Indigenous artists and allies are mourning the death of Lucinda Turner, a British Columbian artist who worked to expose fraudulent Indigenous artworks, and helped repatriate Indigenous artifacts to their rightful owners. Turner died on Monday at the age of 63.
Turner was born to British immigrants in 1958. After studying art at the Emily Carr University of Art and Design in Vancouver, she started working as an apprentice for Nisga’a master sculptor and carver Norman Tait in 1991.
Over 26 years, Turner and Tait created notable artworks, including eagle- and salmon-shaped carvings commissioned by the former Vancouver Stock Exchange.
After Tait passed away in 2016, Turner retired. When she discovered copies of Tait’s work being passed off as originals, she devoted her time to exposing other artworks falsely claiming to be Indigenous North Coast art.
In 2017, she created a Facebook group where she challenged and posted about Indigenous artworks in Canada that claimed to be authentic. The group currently has more than 4,300 members.
In an interview with CBC News in December 2017, Turner said she discovered that the fakes were being mass produced, undercutting Indigenous artists and making it harder for young First Nations carvers to make a living.
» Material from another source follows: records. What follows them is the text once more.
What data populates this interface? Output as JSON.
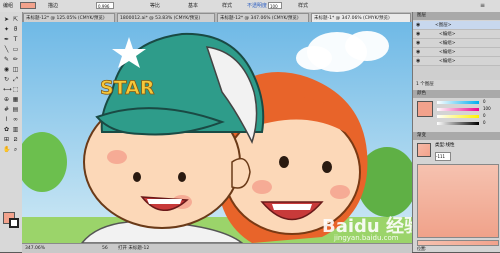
{
  "control_bar": {
    "label_object": "编组",
    "label_stroke": "描边",
    "stroke_width": "0.996",
    "stroke_style": "等比",
    "basic": "基本",
    "opacity_label": "不透明度",
    "opacity_value": "100",
    "style_label": "样式"
  },
  "tabs": [
    {
      "label": "未标题-12* @ 125.05% (CMYK/预览)"
    },
    {
      "label": "1800012.ai* @ 53.83% (CMYK/预览)"
    },
    {
      "label": "未标题-12* @ 347.06% (CMYK/预览)"
    },
    {
      "label": "未标题-1* @ 347.06% (CMYK/预览)"
    }
  ],
  "status": {
    "zoom": "347.06%",
    "page": "56",
    "info": "打开 未标题-12"
  },
  "panels": {
    "layers_title": "图层",
    "layers_count": "1 个图层",
    "layers": [
      {
        "name": "<图层>"
      },
      {
        "name": "<编组>"
      },
      {
        "name": "<编组>"
      },
      {
        "name": "<编组>"
      },
      {
        "name": "<编组>"
      }
    ],
    "color_title": "颜色",
    "gradient_title": "渐变",
    "gradient_type": "类型:线性",
    "angle": "-111",
    "location": "位置:",
    "color_values": [
      "0",
      "100",
      "0",
      "0"
    ],
    "color_swatch": "#f2a28c"
  },
  "colors": {
    "sky": "#8ec8e8",
    "cap_green": "#2e9c8a",
    "skin": "#fcd8b8",
    "hair_orange": "#e8642a",
    "fill_swatch": "#f2a28c"
  },
  "watermark": {
    "brand": "Baidu 经验",
    "url": "jingyan.baidu.com"
  }
}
In support of Indigenous artists, Turner, together with members of the Facebook group, also wrote to online sellers whose products — including masks, t-shirts, coffee mugs and pillows — copied North Coast artworks and designs without permission, and requested for those products to be removed. She shared these efforts in an open letter to various government agencies last November in hopes of raising awareness on the issue.
Turner once gave a lecture at the Burke Museum of Natural History and Culture in Seattle about imitation carving manufactured and imported from overseas, including Indonesia and the Philippines. She said one of them, an imitation of Tait’s Medicine Beaver carving, sold for $160 online.
Among other fakes she identified were reproductions of 19th-century carvings in major museums, such as a beaver rattle from the British Museum in London, and imitations of artwork by contemporary northwest coast artists, including acclaimed carver Bill Reid.
WATCH | Lucinda Turner Burke Museum lecture on the misappropriation of Indigenous art
‘The kind of ally that we need’
Victoria-based Kwagiulth artist Carey Newman, a member of Turner’s Facebook group, says Turner’s efforts to expose imitation First Nations artworks may be “a game of whack-a-mole” given the rapid growth of the problem, but he says he has a deep appreciation for her as a non-Indigenous person who worked tirelessly to fight for the interests of First Nations artists.
“Lucinda was the kind of ally that we need more when we talk about reconciliation, when we talk about decolonization and building better relationships,” Newman said.
Turner also lobbied the federal government for greater protection for Indigenous artists and called for a law — similar to one in the US — that would impose hefty fines for selling fake Indigenous art.
The US Indian Arts and Crafts Act criminalizes misrepresentation and copying of Indigenous art. The US also has a hotline dedicated to reporting fake Indigenous artworks.
A growing number of advocates, including art historian and Sen. Patricia Bovey, are pushing for reforms in Canadian copyright law in order to give more protection to Indigenous artists. Bovey recently called for a mechanism to track down foreign companies fabricating Indigenous works or failing to pay artists’ royalties.
Bree Madory, a US-based administrator of Turner’s Facebook group, says she learned a lot from Turner how to identify fake Native American art, and adds that Turner’s knowledge has enlightened many fellow Americans on the issue.
“[Turner’s influence] Really has no borders — anyone from anywhere can learn from her,” Madory said.